VIDEO: Police victim reparations fuel ‘Black Lives’ movement

Chicago PD officers stand outside Cook County Jail as protesters march on International Workers Day. (Sean Froelich/Medill)

By Sean Froelich

Wallace “Gator” Bradley, a former enforcer for the Gangster Disciples and current community activist, believes progress has been made in the national movement condemning police violence.

Multiple marches and protests have been held citywide to protest police brutality. Protests across Chicago have remained mostly peaceful. (Sean Froelich, Anne Arntson and Brian MacIver/Medill)

Change has come. Bradley attended City Hall on Wednesday to hear the Council approve $5.5 million in reparations for victims of torture at the hands of former Chicago Police Commissioner Jon Burge.

“I know a lot of individuals that was tortured by Jon Burge,” said Bradley who has often been outspoken about seeking reparations for the victims, living and dead.

Protesters across the country have been calling for justice for the deaths of those, mainly black males, who have died during police confrontations.

Bradley said the recent arrest of police officers in Baltimore was the first instance he heard an officer “scream for a special prosecutor.”

“So we need to go with the growth and development of justice that’s happening.

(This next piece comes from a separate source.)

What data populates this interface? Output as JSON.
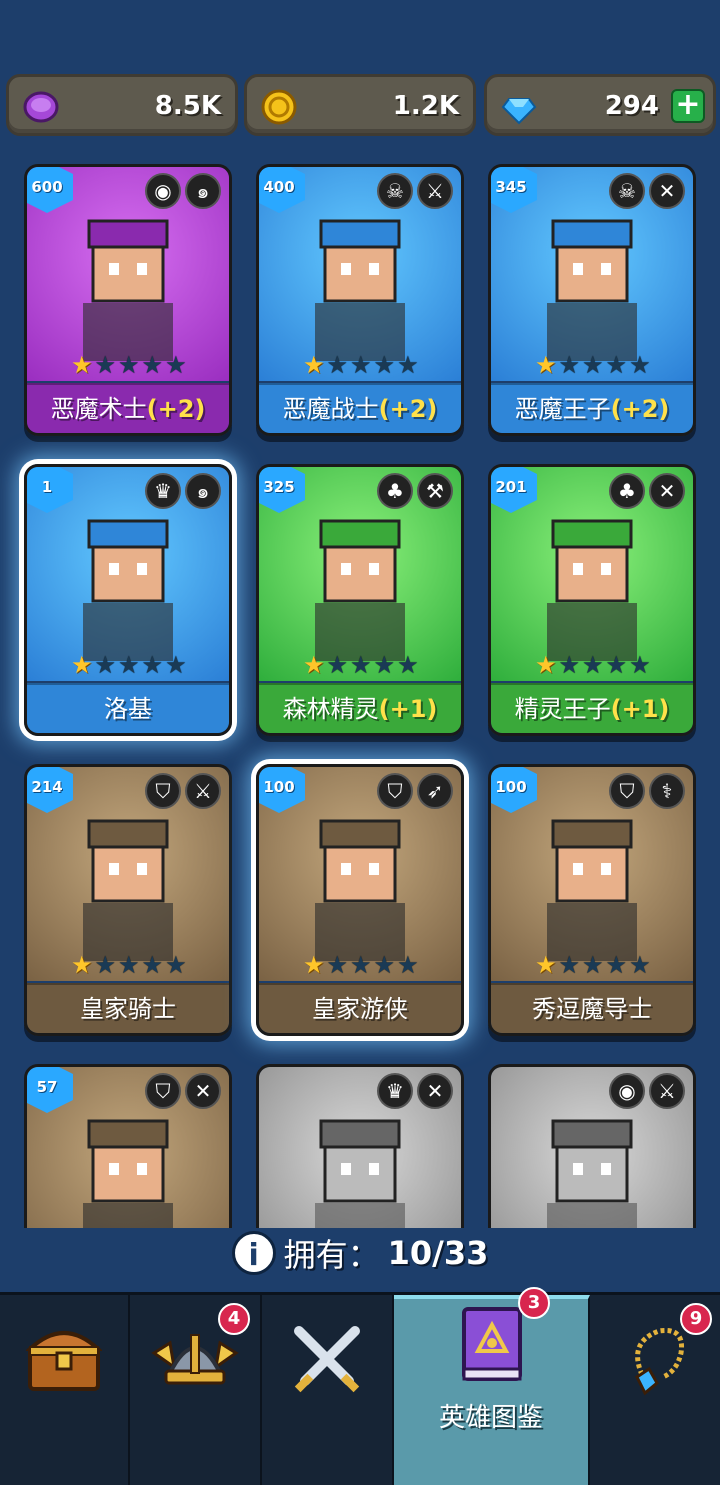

Now the police feel they got to scream for a justice they was denying someone else,” Bradley said.

But the protests have received plenty of negative reaction. Riots have occurred in both Baltimore and Ferguson. President Barack Obama called those who participated in riots “thugs.” Bradley did not condone violent action.

“It took the focus off the criminals [cops arrested in Freddie Gray’s death] and put it on the new criminals. We in Chicago are against anybody that want to burn and loot the city of Chicago,” Bradley said.

Photo at top: Chicago Police officers stand outside Cook County Jail as protesters march on International Workers’ Day. (Sean Froelich/Medill)